    Wutz, M.; Adam, H.; Walcher, W. Theory and Practice of Vacuum Technology; Vieweg: Braunschweig, 1989; p. 96.Google Scholar
  22. 22.
    Mason, E. A.; McDaniel, E. W. Transport Properties of Ions in Gases; Wiley: New York, 1988; pp 77–78.Google Scholar
  23. 23.
    Baker, E. S.; Clowers, B. H.; Li, F. M.; Tang, K.; Tolmachev, A. V.; Prior, D. C.; Belov, M. E.; Smith, R. D. Ion Mobility Spectrometry-Mass Spectrometry Performance Using Electrodynamic Ion Funnels and Elevated Drift Gas Pressures. J. Am. Soc. Mass Spectrom. 2007, 18, 1176–1187.CrossRefGoogle Scholar
  24. 24.
    Henderson, S. C.; Valentine, S. J.; Counterman, A. E.; Clemmer, D. E. ESI/Ion Trap/Ion Mobility/Time-of-Flight Mass Spectrometry for Rapid and Sensitive Analysis of Biomolecular Mixtures. Anal. Chem. 1999, 71, 291–301.CrossRefGoogle Scholar
  25. 25.
    Batchelor, G. K. An Introduction to Fluid Dynamics; Cambridge University Press: Cambridge, 1967; p. 233.Google Scholar
  26. 26.
    Yang, F.; Jaitly, N.; Jayachandran, H.; Luo, Q.; Monroe, M. E.; Du, X.; Gritsenko, M. A.; Zhang, R.; Anderson, D. J.; Purvine, S. O.; Adkins, J. N.; Moore, R. J.; Mottaz, H. M.; Ding, S. -J.; Lipton, M. S.; Camp, D. G.; Udseth, H. R.; Smith, R. D.; Rossie, S. Applying a Targeted Label-Free Approach Using LC MS AMT Tags to Evaluate Changes in Protein Phosphorylation Following Phosphatase Inhibition.

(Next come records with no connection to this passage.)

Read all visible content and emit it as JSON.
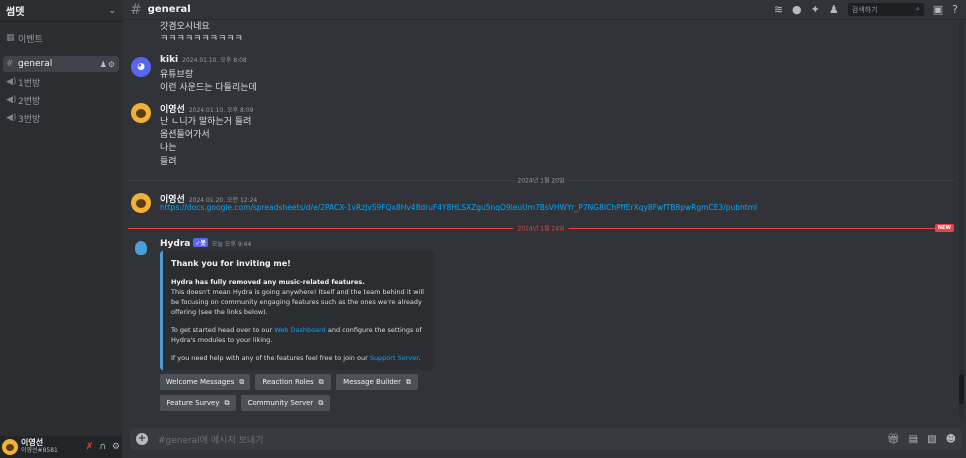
{
  "server": {
    "name": "썸뎃"
  },
  "sidebar": {
    "event_label": "이벤트",
    "channels": [
      {
        "name": "general",
        "type": "text"
      },
      {
        "name": "1번방",
        "type": "voice"
      },
      {
        "name": "2번방",
        "type": "voice"
      },
      {
        "name": "3번방",
        "type": "voice"
      }
    ]
  },
  "user": {
    "name": "이영선",
    "tag": "이영선#8581"
  },
  "header": {
    "channel": "general",
    "search_placeholder": "검색하기"
  },
  "messages": {
    "partial_lines": [
      "갓겸오시네요",
      "ㅋㅋㅋㅋㅋㅋㅋㅋㅋㅋ"
    ],
    "m1": {
      "author": "kiki",
      "time": "2024.01.10. 오후 8:08",
      "lines": [
        "유튜브랑",
        "이런 사운드는 다들리는데"
      ]
    },
    "m2": {
      "author": "이영선",
      "time": "2024.01.10. 오후 8:09",
      "lines": [
        "난 ㄴ니가 말하는거 들려",
        "옵션들어가서",
        "나는",
        "들려"
      ]
    },
    "divider1": "2024년 1월 20일",
    "m3": {
      "author": "이영선",
      "time": "2024.01.20. 오전 12:24",
      "link": "https://docs.google.com/spreadsheets/d/e/2PACX-1vRzJv59FQx8Hv48druF4Y8HLSXZgu5nqO9leuUm7BsVHWYr_P7NG8IChPffErXqy8FwfTB8pwRgmCE3/pubhtml"
    },
    "divider2": "2024년 1월 24일",
    "new_badge": "NEW",
    "m4": {
      "author": "Hydra",
      "badge": "✓봇",
      "time": "오늘 오후 9:44",
      "embed": {
        "title": "Thank you for inviting me!",
        "p1_bold": "Hydra has fully removed any music-related features.",
        "p1_rest": "This doesn't mean Hydra is going anywhere! Itself and the team behind it will be focusing on community engaging features such as the ones we're already offering (see the links below).",
        "p2_a": "To get started head over to our ",
        "p2_link": "Web Dashboard",
        "p2_b": " and configure the settings of Hydra's modules to your liking.",
        "p3_a": "If you need help with any of the features feel free to join our ",
        "p3_link": "Support Server",
        "p3_b": "."
      },
      "buttons": [
        "Welcome Messages",
        "Reaction Roles",
        "Message Builder",
        "Feature Survey",
        "Community Server"
      ]
    }
  },
  "composer": {
    "placeholder": "#general에 메시지 보내기"
  },
  "colors": {
    "accent": "#5865f2",
    "link": "#00a8fc",
    "new": "#f23f43",
    "embed_bar": "#4a9fd8"
  }
}
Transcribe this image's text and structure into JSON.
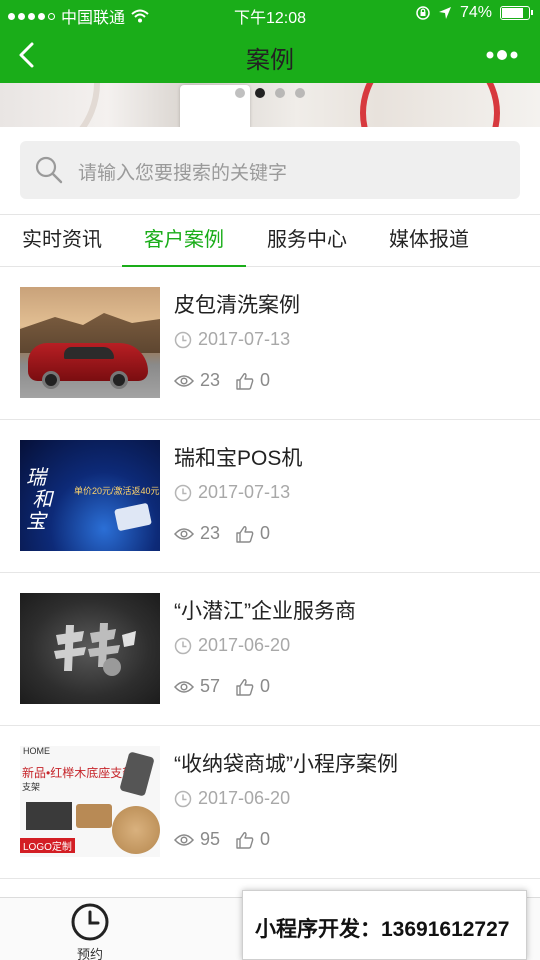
{
  "status_bar": {
    "carrier": "中国联通",
    "time": "下午12:08",
    "battery": "74%",
    "battery_level": 0.74
  },
  "nav": {
    "title": "案例"
  },
  "banner": {
    "active_page": 2,
    "page_count": 4
  },
  "search": {
    "placeholder": "请输入您要搜索的关键字"
  },
  "tabs": [
    {
      "label": "实时资讯",
      "active": false
    },
    {
      "label": "客户案例",
      "active": true
    },
    {
      "label": "服务中心",
      "active": false
    },
    {
      "label": "媒体报道",
      "active": false
    }
  ],
  "articles": [
    {
      "title": "皮包清洗案例",
      "date": "2017-07-13",
      "views": "23",
      "likes": "0"
    },
    {
      "title": "瑞和宝POS机",
      "date": "2017-07-13",
      "views": "23",
      "likes": "0"
    },
    {
      "title": "“小潜江”企业服务商",
      "date": "2017-06-20",
      "views": "57",
      "likes": "0"
    },
    {
      "title": "“收纳袋商城”小程序案例",
      "date": "2017-06-20",
      "views": "95",
      "likes": "0"
    }
  ],
  "tabbar": {
    "items": [
      {
        "label": "预约",
        "icon": "clock-icon"
      }
    ]
  },
  "contact": {
    "text": "小程序开发：13691612727"
  },
  "colors": {
    "brand": "#1aad19",
    "text": "#222222",
    "muted": "#a8a8a8"
  }
}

J. Proteome Res. 2007, 6, 4489–4497.CrossRefGoogle Scholar
  27. 27.
    Guo, X.; Bruins, A. P.; Covey, T. R. Method to Reduce Chemical Background Interference in Atmospheric Pressure Ionization Liquid Chromatography Mass Spectrometry Using Exclusive Reactions with the Chemical Reagent Dimethyl Disulfide. Anal. Chem. 2007, 79, 4013–4021.CrossRefGoogle Scholar

Copyright information

© American Society for Mass Spectrometry 2009

Authors and Affiliations

  • Jason S. Page
    • 1
  • Ioan Marginean
    • 1
  • Erin S. Baker
    • 1
  • Ryan T. Kelly
    • 1
  • Keqi Tang
    • 1
  • Richard D. Smith
    • 1
  1. 1.Biological Sciences DivisionPacific Northwest National LaboratoryRichlandUSA

Personalised recommendations